++++ Data in this exercise ++++

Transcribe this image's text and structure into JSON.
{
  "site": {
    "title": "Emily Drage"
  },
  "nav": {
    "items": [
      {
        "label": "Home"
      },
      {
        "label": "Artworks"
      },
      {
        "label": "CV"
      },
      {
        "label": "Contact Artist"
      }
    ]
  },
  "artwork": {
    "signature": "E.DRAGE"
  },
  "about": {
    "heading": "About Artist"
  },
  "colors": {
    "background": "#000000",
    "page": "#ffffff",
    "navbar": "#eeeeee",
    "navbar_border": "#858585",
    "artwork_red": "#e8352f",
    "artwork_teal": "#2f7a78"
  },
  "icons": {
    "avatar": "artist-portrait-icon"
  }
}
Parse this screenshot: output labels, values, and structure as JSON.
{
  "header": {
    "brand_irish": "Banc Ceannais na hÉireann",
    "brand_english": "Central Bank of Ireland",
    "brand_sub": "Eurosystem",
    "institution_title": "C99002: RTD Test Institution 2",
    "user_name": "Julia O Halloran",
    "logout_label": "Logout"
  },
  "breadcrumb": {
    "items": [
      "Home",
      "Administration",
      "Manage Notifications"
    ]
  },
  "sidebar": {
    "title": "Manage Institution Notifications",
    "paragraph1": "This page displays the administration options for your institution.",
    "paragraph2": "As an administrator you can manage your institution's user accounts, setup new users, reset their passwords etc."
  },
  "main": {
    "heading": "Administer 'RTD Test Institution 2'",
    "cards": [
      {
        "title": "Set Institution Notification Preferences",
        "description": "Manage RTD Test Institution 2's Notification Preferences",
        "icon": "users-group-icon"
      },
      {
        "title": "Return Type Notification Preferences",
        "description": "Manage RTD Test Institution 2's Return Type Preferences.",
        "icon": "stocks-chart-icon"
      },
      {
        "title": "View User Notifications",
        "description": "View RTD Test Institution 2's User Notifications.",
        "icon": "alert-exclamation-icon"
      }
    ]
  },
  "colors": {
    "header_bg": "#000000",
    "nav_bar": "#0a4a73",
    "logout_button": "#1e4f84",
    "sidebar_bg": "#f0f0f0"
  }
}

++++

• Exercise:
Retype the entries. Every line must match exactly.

• Exercise result:
Transcribe this image's text and structure into JSON.
{
  "site": {
    "title": "Emily Drage"
  },
  "nav": {
    "items": [
      {
        "label": "Home"
      },
      {
        "label": "Artworks"
      },
      {
        "label": "CV"
      },
      {
        "label": "Contact Artist"
      }
    ]
  },
  "artwork": {
    "signature": "E.DRAGE"
  },
  "about": {
    "heading": "About Artist"
  },
  "colors": {
    "background": "#000000",
    "page": "#ffffff",
    "navbar": "#eeeeee",
    "navbar_border": "#858585",
    "artwork_red": "#e8352f",
    "artwork_teal": "#2f7a78"
  },
  "icons": {
    "avatar": "artist-portrait-icon"
  }
}
Parse this screenshot: output labels, values, and structure as JSON.
{
  "header": {
    "brand_irish": "Banc Ceannais na hÉireann",
    "brand_english": "Central Bank of Ireland",
    "brand_sub": "Eurosystem",
    "institution_title": "C99002: RTD Test Institution 2",
    "user_name": "Julia O Halloran",
    "logout_label": "Logout"
  },
  "breadcrumb": {
    "items": [
      "Home",
      "Administration",
      "Manage Notifications"
    ]
  },
  "sidebar": {
    "title": "Manage Institution Notifications",
    "paragraph1": "This page displays the administration options for your institution.",
    "paragraph2": "As an administrator you can manage your institution's user accounts, setup new users, reset their passwords etc."
  },
  "main": {
    "heading": "Administer 'RTD Test Institution 2'",
    "cards": [
      {
        "title": "Set Institution Notification Preferences",
        "description": "Manage RTD Test Institution 2's Notification Preferences",
        "icon": "users-group-icon"
      },
      {
        "title": "Return Type Notification Preferences",
        "description": "Manage RTD Test Institution 2's Return Type Preferences.",
        "icon": "stocks-chart-icon"
      },
      {
        "title": "View User Notifications",
        "description": "View RTD Test Institution 2's User Notifications.",
        "icon": "alert-exclamation-icon"
      }
    ]
  },
  "colors": {
    "header_bg": "#000000",
    "nav_bar": "#0a4a73",
    "logout_button": "#1e4f84",
    "sidebar_bg": "#f0f0f0"
  }
}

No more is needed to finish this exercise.